___ Records for the exercise

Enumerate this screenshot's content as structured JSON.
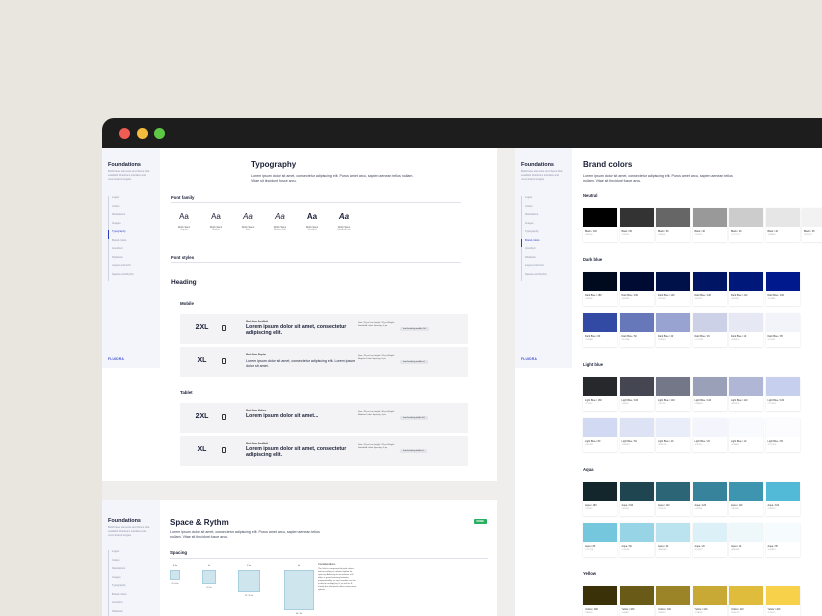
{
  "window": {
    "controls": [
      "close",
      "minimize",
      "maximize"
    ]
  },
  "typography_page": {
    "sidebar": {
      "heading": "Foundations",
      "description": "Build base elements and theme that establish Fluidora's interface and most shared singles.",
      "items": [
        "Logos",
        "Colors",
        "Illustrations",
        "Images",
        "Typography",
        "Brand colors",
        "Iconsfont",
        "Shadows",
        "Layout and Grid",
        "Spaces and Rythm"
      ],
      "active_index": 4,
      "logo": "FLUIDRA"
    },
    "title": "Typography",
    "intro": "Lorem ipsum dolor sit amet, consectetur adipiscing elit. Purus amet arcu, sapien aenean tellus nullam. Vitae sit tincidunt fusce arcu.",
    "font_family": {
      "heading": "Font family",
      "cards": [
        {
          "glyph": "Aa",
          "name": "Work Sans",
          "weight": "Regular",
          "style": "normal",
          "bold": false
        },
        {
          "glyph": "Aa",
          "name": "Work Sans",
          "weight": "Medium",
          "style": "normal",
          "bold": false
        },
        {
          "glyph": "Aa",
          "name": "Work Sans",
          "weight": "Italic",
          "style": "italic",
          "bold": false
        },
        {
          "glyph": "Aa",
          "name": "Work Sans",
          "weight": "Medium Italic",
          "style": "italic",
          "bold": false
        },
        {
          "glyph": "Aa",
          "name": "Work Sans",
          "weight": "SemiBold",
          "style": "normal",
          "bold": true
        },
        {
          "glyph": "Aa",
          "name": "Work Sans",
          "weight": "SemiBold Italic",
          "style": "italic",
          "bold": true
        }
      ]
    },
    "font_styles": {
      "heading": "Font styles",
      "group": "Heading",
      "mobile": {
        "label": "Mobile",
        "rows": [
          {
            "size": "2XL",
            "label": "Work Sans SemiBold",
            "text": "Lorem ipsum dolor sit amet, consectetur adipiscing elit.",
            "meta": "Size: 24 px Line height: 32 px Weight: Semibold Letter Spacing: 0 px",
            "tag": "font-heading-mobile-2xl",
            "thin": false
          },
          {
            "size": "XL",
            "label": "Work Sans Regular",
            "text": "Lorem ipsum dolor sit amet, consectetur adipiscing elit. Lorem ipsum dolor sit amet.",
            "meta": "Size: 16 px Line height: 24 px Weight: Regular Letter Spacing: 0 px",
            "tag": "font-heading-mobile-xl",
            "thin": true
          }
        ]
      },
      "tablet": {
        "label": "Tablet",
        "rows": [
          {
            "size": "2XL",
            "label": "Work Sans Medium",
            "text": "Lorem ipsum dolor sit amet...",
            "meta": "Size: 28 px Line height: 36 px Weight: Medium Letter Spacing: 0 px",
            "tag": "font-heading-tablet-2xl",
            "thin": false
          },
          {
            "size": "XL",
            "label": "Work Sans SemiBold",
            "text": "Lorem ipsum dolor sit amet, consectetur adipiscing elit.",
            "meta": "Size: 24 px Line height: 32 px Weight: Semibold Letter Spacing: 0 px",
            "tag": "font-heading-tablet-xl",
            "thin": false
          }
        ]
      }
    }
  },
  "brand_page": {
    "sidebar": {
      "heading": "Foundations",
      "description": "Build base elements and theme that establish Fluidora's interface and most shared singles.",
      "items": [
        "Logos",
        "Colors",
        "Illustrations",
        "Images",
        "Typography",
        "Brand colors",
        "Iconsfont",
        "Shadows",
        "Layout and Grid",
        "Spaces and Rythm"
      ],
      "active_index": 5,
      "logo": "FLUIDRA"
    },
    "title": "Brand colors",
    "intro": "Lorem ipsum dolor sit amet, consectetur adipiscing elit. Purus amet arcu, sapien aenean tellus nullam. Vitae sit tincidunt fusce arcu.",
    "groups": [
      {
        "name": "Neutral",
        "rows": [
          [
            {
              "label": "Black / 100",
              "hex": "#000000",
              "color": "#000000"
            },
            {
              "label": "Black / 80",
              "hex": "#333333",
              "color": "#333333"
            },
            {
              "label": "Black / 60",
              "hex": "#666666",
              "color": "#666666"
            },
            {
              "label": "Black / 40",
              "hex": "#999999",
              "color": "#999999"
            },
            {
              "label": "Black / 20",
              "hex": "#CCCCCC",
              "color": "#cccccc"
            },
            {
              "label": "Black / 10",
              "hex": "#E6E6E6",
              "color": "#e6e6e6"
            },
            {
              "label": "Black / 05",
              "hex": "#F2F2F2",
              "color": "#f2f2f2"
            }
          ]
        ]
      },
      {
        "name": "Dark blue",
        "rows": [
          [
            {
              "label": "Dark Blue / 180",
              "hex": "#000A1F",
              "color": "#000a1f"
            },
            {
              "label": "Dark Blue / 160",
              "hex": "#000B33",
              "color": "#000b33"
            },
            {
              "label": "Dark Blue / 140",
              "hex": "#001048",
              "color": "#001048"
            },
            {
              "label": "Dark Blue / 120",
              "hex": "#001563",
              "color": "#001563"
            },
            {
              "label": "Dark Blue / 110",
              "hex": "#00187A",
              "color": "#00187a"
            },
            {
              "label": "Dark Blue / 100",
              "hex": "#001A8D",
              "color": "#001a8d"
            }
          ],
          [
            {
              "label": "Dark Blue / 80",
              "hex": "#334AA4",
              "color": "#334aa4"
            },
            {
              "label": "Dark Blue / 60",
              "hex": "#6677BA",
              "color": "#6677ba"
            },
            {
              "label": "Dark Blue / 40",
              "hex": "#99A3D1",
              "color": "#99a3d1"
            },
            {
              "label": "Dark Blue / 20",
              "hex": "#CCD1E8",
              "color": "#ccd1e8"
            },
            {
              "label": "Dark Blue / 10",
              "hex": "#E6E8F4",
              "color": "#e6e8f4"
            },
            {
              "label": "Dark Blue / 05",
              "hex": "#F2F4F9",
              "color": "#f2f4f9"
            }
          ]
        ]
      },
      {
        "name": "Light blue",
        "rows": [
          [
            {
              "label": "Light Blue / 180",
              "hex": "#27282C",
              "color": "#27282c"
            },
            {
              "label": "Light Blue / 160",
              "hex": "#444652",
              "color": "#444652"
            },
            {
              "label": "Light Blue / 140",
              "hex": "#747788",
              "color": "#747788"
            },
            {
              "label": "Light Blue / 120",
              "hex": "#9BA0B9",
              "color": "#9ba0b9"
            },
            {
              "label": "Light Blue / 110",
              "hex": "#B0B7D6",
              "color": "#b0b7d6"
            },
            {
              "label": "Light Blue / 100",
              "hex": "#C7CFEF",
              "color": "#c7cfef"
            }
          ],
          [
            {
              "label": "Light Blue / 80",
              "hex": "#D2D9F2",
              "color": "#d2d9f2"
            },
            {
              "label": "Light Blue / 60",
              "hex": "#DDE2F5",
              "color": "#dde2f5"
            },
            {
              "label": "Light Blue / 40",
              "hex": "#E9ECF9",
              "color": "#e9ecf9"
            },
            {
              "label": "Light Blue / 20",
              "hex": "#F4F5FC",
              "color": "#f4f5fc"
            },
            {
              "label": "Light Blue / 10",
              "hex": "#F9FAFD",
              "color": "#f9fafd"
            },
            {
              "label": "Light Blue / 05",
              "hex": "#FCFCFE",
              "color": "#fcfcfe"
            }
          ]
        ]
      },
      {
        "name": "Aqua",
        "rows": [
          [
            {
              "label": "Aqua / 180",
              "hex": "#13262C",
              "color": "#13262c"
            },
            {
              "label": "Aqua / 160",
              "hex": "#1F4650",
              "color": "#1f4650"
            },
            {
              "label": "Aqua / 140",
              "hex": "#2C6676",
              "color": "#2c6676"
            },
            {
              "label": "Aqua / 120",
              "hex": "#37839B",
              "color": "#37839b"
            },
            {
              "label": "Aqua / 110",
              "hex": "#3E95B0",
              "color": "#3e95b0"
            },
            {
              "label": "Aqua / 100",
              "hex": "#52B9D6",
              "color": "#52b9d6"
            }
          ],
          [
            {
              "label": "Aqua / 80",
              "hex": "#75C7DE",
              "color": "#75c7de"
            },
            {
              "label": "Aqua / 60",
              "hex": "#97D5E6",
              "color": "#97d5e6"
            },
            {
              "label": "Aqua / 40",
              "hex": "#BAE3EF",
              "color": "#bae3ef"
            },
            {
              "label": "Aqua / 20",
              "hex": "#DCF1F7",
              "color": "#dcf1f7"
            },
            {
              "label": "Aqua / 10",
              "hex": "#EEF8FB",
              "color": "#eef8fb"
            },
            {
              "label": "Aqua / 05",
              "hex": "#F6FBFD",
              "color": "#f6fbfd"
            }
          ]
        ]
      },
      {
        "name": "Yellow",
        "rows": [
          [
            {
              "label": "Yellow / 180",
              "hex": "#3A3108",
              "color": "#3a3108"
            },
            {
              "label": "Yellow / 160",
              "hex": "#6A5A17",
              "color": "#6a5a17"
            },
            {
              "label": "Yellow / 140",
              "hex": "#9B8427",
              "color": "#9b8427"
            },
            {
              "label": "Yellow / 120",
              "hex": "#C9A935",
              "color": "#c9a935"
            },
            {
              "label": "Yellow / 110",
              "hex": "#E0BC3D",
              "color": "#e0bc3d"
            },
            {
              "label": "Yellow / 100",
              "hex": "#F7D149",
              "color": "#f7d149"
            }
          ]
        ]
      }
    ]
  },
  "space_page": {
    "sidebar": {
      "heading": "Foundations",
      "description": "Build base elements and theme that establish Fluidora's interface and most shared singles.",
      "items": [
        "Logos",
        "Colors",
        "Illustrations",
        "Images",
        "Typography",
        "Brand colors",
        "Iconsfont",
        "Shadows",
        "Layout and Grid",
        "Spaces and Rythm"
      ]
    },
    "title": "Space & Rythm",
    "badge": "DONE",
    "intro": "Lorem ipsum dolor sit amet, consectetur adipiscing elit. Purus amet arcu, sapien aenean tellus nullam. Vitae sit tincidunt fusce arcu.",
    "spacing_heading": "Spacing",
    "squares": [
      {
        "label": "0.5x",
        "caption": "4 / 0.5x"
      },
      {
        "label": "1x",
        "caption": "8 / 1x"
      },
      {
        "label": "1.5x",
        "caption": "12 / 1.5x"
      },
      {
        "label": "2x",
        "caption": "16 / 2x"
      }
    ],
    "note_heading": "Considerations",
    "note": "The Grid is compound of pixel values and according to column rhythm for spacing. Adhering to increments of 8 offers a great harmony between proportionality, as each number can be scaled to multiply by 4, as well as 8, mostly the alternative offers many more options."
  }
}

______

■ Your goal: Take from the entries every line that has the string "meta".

■ Answer to the exercise:
            "meta": "Size: 24 px Line height: 32 px Weight: Semibold Letter Spacing: 0 px",
            "meta": "Size: 16 px Line height: 24 px Weight: Regular Letter Spacing: 0 px",
            "meta": "Size: 28 px Line height: 36 px Weight: Medium Letter Spacing: 0 px",
            "meta": "Size: 24 px Line height: 32 px Weight: Semibold Letter Spacing: 0 px",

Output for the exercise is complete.